In addition to the interviews, the Lawrence Gipe Operation Streamline Sketches section illustrates “trials of detainees who are accused of illegal immigration into the United States as part of the Operation Streamline program.” Operation Streamline is known for its “zero-tolerance” approach to immigration. Why was it so important to capture the damaging effects of this program? Why were these pieces chosen to be pencil sketches?
Videography or audio recording is not allowed in Operation Streamline proceedings. Proceedings move quickly, so Professor Gipe found a way to represent the people going through these court proceedings through sketch renderings. To date, his sketches are one way, if not the only way, other than attending the proceedings, to gain a visual understanding of the people going through the process of deportation in court.
In the spring of 2019, the Trump administration cut funding for educational and recreational activities at temporary “shelters” for migrant children. The Trump presidency has also abetted a growing distrust of news outlets. What is the significance of a collection not only centered on Mexican-US borders, but also on the state of journalism, especially in today’s political climate?
Our intention for The Documented Border is to provide access to multifaceted and interdisciplinary accounts of the border.

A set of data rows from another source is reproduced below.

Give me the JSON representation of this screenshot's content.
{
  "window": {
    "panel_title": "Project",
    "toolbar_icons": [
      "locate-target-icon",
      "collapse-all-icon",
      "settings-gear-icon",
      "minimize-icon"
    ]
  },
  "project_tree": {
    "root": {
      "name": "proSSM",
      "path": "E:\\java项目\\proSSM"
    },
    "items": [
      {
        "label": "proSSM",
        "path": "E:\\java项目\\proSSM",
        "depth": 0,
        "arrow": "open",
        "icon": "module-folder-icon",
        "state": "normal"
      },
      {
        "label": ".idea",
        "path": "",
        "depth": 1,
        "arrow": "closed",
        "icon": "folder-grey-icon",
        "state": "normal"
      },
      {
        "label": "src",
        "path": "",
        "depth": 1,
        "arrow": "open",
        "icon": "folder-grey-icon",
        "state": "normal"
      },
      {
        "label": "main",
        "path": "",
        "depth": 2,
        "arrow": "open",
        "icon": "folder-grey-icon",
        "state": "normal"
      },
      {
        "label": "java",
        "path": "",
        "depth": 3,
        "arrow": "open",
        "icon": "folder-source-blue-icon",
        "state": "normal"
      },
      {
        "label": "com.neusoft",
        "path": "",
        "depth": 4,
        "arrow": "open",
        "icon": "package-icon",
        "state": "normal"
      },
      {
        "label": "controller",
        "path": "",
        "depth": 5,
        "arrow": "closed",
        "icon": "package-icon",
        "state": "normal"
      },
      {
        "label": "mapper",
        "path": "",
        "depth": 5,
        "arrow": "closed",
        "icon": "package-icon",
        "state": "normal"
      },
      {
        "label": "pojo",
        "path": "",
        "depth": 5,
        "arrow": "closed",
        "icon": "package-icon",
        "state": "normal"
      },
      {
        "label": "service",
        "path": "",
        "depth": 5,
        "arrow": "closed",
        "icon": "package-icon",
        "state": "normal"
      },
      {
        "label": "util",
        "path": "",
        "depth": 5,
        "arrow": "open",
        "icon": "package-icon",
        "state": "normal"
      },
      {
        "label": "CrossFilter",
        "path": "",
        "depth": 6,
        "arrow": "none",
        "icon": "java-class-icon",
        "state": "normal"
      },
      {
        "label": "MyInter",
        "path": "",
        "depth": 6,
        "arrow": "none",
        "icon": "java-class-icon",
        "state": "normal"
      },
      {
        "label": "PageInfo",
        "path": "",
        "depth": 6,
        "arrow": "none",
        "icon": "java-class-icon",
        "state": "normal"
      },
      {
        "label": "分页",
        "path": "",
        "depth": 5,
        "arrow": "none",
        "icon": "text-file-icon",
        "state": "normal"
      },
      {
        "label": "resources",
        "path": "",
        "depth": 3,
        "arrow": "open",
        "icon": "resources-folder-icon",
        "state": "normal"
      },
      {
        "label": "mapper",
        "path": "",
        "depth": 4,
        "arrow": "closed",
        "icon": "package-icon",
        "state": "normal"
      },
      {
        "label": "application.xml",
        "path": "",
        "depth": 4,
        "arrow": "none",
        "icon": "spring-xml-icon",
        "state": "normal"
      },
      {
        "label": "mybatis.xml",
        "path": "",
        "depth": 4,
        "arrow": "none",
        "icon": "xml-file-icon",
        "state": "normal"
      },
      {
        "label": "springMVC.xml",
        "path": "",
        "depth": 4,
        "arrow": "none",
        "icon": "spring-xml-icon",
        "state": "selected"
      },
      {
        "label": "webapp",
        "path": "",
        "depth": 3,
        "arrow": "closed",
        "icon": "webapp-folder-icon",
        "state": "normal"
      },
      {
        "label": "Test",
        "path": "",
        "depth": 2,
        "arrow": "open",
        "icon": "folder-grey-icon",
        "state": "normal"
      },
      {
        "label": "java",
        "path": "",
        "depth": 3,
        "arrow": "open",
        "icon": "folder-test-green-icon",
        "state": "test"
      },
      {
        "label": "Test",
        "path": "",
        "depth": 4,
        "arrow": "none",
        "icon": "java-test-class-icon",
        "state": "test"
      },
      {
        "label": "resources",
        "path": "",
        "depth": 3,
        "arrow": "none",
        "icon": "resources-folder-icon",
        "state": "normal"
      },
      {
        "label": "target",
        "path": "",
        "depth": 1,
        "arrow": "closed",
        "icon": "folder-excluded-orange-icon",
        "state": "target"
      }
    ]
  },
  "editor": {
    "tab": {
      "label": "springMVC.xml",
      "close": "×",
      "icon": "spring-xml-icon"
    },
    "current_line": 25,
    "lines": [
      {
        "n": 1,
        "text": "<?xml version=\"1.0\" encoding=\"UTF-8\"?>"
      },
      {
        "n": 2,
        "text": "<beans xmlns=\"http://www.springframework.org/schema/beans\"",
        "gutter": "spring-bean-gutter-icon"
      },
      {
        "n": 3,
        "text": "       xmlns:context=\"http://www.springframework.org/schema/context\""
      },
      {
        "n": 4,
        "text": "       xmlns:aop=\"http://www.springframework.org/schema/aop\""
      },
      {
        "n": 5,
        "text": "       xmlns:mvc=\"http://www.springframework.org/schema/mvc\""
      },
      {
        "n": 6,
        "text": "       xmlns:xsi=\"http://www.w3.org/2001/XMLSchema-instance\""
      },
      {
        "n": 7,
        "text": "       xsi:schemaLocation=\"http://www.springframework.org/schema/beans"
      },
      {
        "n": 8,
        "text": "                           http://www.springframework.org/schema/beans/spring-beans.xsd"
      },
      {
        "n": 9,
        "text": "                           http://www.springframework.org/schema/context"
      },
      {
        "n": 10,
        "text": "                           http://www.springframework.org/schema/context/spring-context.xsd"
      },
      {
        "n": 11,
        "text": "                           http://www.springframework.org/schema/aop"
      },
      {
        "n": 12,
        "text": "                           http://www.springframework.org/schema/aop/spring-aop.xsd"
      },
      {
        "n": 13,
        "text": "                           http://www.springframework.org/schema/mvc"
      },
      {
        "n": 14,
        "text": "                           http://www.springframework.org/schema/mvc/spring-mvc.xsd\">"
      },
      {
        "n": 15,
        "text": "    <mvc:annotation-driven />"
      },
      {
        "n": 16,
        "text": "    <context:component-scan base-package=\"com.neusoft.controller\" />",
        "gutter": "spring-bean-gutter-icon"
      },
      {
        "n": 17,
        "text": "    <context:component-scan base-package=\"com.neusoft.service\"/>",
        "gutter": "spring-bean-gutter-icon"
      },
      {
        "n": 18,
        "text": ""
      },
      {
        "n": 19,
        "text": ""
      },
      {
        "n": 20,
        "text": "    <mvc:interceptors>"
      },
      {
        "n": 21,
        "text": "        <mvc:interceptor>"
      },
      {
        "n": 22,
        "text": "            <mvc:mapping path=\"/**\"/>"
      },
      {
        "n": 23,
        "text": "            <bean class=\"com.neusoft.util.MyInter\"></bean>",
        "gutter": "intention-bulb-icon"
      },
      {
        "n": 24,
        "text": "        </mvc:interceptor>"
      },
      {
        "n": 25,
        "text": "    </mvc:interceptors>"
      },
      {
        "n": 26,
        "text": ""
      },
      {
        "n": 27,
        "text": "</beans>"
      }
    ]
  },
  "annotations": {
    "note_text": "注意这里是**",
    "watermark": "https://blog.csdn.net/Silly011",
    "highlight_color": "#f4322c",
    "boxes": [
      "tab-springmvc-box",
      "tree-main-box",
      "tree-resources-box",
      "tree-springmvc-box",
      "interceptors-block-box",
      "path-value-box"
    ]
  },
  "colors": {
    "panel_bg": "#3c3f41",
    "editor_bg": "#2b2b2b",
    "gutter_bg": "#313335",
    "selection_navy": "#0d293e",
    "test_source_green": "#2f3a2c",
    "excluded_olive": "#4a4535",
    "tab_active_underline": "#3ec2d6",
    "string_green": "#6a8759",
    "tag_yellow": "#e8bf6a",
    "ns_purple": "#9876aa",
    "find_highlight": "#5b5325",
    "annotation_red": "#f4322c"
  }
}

We started the archive with two timely areas of interest that have had national or international attention. By providing the voices for those who speak for and about the press, we facilitate learning about a crucial moment in history and the impact that various factors have on freedom of the press. As immigration discussions take place on a national stage, providing illustrations of people’s lived experiences paints a more complete picture, or at least begins to do so. Our intention is to continue to expand The Documented Border by adding additional multifaceted collections that will add to the narrative of the border. Primary source documentation allows people to see or hear these lived experiences and perhaps offers a better, fuller understanding of the US-Mexico borderlands. For those studying the region, availability of primary and open-source documentation that more accurately represents the region can benefit and inspire research in areas that have previously been covered only with surface understanding.